One summer eve in Galilee
I stood before my open door;
to me it seemed just one more night--
like all the others gone before.
Someone would come and, passing by,
would hear the tinkling of the bells,
would see the garish harlot's robe
and painted eyes beneath my veil.
Someone, a man like all the rest--
it did not matter much to me--
a nobleman, Samaritan,
a Roman or a Pharisee,
someone would pause and with one glance
strip me again of maiden pride,
and leaving, later, never know
the shame and shattered dreams I hide.
O, he would think me very gay;
he would not see my hollow heart
nor hear me curse him for his pay.
Just then I saw a band of men
approaching down the narrow road;
there should be one among that crowd
aho wants the favors I bestow.
Kind eyes met mine, and with one look,
He saw what others could not see;
He saw the hunger of my soul,
my loneliness and misery.
I only know that since that day
I live to walk along with Him.
His look of love has changed my life;
I need not sell my love again.
Tonight He dines at Simon's house__
all day the dusty paths we roamed;
but, still he waits, unwashed, unkissed;
small courtesies no one has shown.
My love for Him! It rolls and swells
till from His side I cannot stay;
I will wash His feet with tears of love
and with my hair wipe the sand away.
Copyright, 1987, Faye Gibson
Copyright © Faye Gibson | Year Posted 2014

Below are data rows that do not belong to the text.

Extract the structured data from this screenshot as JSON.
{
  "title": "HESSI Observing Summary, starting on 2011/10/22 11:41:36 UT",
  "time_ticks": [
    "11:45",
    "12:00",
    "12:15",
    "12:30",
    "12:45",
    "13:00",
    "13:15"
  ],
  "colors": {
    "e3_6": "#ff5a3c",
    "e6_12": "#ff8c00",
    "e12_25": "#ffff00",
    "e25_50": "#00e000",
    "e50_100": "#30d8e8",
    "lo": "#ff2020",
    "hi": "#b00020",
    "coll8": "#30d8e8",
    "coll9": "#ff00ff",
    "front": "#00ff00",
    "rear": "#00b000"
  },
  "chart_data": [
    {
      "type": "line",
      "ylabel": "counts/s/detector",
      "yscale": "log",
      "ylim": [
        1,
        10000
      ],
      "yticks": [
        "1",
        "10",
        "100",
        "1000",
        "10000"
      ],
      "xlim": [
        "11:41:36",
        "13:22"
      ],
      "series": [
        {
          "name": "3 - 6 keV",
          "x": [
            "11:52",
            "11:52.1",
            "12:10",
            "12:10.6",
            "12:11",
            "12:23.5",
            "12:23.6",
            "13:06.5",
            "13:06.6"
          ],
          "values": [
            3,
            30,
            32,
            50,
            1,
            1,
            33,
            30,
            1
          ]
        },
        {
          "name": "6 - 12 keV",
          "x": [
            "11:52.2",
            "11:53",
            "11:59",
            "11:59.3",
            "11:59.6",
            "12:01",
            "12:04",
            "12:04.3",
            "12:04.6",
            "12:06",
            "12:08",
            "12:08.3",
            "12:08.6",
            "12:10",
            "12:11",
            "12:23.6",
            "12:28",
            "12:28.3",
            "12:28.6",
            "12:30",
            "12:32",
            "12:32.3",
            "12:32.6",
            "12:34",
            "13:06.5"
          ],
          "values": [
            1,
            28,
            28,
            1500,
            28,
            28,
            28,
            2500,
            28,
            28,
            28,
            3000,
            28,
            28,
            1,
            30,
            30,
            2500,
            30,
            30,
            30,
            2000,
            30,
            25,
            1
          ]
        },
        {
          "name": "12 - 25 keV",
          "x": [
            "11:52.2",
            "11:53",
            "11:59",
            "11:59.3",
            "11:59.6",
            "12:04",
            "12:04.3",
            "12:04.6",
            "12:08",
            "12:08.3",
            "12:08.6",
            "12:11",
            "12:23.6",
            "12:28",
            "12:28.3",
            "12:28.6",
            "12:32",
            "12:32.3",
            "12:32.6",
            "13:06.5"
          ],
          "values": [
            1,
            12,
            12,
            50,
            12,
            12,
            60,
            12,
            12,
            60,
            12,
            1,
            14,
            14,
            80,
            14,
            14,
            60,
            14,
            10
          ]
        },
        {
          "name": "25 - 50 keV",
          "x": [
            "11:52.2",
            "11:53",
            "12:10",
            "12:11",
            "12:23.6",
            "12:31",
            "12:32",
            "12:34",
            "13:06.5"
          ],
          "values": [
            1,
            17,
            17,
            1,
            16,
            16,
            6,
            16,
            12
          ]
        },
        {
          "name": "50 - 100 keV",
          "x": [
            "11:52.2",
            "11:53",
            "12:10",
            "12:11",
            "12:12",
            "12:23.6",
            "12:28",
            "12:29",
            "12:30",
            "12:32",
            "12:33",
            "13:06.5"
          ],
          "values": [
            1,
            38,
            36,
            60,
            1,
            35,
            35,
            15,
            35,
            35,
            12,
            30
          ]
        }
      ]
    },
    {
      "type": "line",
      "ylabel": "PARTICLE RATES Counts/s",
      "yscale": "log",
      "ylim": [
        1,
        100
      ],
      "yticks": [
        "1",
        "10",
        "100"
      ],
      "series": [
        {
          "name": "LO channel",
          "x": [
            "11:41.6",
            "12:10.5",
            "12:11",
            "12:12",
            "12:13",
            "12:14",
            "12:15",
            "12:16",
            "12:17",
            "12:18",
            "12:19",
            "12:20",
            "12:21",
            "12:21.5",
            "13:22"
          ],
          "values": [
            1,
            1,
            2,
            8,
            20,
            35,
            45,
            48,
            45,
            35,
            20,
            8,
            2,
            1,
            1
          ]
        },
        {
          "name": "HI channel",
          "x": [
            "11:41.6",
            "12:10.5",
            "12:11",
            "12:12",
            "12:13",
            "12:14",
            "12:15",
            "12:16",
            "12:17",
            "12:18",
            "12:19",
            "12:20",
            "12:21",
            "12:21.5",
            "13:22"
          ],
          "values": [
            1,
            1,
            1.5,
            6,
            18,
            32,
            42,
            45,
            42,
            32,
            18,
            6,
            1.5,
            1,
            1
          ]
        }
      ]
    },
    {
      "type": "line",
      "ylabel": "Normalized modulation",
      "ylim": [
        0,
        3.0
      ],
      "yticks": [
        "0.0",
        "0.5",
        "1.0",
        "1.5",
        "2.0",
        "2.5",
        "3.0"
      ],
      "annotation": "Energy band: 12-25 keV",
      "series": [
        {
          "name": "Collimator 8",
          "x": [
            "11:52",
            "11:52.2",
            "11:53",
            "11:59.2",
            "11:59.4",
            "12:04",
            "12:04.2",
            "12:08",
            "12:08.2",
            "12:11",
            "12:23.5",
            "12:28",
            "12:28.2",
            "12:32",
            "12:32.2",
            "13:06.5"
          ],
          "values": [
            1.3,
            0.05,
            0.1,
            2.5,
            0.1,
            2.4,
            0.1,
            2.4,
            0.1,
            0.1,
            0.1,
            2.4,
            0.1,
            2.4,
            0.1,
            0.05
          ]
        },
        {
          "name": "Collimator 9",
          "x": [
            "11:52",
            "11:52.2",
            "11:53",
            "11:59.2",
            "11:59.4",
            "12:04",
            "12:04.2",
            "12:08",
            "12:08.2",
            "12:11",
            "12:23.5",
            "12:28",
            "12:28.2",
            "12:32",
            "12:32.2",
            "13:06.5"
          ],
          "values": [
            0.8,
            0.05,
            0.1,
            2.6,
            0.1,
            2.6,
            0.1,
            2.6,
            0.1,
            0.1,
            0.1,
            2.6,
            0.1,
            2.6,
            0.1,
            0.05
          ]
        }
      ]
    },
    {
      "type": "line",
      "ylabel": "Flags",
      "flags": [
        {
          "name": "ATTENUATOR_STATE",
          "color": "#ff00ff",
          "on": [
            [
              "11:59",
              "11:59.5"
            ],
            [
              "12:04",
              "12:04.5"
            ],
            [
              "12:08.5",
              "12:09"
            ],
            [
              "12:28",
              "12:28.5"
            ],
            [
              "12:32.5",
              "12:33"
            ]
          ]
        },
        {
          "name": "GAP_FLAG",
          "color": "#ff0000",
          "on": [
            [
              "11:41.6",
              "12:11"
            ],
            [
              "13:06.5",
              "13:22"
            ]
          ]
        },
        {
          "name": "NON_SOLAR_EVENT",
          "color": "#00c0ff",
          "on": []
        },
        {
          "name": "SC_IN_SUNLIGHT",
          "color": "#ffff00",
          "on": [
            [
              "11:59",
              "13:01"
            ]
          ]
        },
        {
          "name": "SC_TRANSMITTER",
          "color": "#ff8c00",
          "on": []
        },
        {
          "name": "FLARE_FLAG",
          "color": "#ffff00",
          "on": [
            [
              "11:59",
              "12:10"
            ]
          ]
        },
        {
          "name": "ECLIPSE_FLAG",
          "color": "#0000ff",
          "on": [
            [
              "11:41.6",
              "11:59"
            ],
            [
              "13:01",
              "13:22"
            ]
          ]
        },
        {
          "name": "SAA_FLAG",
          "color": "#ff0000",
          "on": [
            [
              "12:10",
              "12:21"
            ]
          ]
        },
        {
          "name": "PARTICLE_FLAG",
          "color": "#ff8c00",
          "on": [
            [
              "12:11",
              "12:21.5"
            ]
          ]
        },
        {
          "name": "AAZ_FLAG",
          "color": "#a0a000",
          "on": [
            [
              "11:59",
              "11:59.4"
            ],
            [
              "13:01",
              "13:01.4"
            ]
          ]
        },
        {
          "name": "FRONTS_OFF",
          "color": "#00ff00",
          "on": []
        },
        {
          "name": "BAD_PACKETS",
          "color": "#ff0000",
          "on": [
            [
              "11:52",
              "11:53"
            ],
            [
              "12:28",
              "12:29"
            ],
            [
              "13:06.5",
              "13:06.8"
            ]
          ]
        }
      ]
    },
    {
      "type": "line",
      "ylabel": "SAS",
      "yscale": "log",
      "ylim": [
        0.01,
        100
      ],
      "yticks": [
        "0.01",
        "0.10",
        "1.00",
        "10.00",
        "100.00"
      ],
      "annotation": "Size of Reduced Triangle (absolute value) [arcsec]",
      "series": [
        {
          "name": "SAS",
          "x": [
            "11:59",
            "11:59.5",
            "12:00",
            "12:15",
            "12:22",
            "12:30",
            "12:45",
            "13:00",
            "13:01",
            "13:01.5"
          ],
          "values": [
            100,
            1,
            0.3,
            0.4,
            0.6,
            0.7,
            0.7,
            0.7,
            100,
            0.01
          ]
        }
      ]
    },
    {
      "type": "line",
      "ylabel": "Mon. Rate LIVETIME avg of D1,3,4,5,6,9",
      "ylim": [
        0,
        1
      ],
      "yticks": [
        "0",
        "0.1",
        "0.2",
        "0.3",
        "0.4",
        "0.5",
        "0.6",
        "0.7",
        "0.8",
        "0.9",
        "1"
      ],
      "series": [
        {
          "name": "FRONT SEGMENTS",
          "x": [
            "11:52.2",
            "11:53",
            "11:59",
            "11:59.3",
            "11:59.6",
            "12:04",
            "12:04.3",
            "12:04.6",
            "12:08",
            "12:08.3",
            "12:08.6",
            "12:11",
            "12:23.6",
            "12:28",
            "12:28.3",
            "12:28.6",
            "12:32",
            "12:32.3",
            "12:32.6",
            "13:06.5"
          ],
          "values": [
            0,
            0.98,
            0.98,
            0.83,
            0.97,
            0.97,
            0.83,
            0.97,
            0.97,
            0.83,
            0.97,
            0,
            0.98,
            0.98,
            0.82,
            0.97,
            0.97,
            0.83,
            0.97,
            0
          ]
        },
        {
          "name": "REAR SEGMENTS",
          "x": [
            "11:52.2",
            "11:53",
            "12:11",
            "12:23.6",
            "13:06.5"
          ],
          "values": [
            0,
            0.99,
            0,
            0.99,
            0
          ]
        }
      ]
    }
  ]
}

Poetrysoup is an environment of encouragement and growth so only provide specific positive comments that indicate what you appreciate about the poem.
to post a comment